ASSIGNMENT — Retype each line below precisely.

(Source data)
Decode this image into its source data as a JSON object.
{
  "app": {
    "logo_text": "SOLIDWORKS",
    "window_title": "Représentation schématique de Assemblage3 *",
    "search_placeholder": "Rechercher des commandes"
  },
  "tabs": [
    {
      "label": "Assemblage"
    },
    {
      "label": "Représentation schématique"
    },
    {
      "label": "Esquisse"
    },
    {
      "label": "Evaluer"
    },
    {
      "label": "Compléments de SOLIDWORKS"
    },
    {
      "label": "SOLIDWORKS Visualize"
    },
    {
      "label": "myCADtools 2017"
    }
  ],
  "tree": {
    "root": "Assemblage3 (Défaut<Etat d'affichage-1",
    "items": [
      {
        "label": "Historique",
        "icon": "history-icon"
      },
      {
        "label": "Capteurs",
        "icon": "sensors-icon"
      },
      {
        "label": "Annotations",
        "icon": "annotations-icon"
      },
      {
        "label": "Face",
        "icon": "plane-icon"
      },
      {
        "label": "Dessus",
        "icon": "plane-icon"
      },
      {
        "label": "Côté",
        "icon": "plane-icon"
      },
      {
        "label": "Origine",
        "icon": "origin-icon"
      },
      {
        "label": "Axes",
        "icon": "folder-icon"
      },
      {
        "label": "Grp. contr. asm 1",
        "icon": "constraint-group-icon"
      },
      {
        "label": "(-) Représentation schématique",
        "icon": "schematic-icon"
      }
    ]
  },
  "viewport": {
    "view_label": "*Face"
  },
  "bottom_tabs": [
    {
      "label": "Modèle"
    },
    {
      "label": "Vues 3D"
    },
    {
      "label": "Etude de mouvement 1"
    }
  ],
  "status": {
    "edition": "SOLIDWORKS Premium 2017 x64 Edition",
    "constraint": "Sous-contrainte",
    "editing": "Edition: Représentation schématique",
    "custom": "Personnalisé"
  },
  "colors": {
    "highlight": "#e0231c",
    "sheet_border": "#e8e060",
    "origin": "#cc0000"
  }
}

TASK OUTPUT —
Decode this image into its source data as a JSON object.
{
  "app": {
    "logo_text": "SOLIDWORKS",
    "window_title": "Représentation schématique de Assemblage3 *",
    "search_placeholder": "Rechercher des commandes"
  },
  "tabs": [
    {
      "label": "Assemblage"
    },
    {
      "label": "Représentation schématique"
    },
    {
      "label": "Esquisse"
    },
    {
      "label": "Evaluer"
    },
    {
      "label": "Compléments de SOLIDWORKS"
    },
    {
      "label": "SOLIDWORKS Visualize"
    },
    {
      "label": "myCADtools 2017"
    }
  ],
  "tree": {
    "root": "Assemblage3 (Défaut<Etat d'affichage-1",
    "items": [
      {
        "label": "Historique",
        "icon": "history-icon"
      },
      {
        "label": "Capteurs",
        "icon": "sensors-icon"
      },
      {
        "label": "Annotations",
        "icon": "annotations-icon"
      },
      {
        "label": "Face",
        "icon": "plane-icon"
      },
      {
        "label": "Dessus",
        "icon": "plane-icon"
      },
      {
        "label": "Côté",
        "icon": "plane-icon"
      },
      {
        "label": "Origine",
        "icon": "origin-icon"
      },
      {
        "label": "Axes",
        "icon": "folder-icon"
      },
      {
        "label": "Grp. contr. asm 1",
        "icon": "constraint-group-icon"
      },
      {
        "label": "(-) Représentation schématique",
        "icon": "schematic-icon"
      }
    ]
  },
  "viewport": {
    "view_label": "*Face"
  },
  "bottom_tabs": [
    {
      "label": "Modèle"
    },
    {
      "label": "Vues 3D"
    },
    {
      "label": "Etude de mouvement 1"
    }
  ],
  "status": {
    "edition": "SOLIDWORKS Premium 2017 x64 Edition",
    "constraint": "Sous-contrainte",
    "editing": "Edition: Représentation schématique",
    "custom": "Personnalisé"
  },
  "colors": {
    "highlight": "#e0231c",
    "sheet_border": "#e8e060",
    "origin": "#cc0000"
  }
}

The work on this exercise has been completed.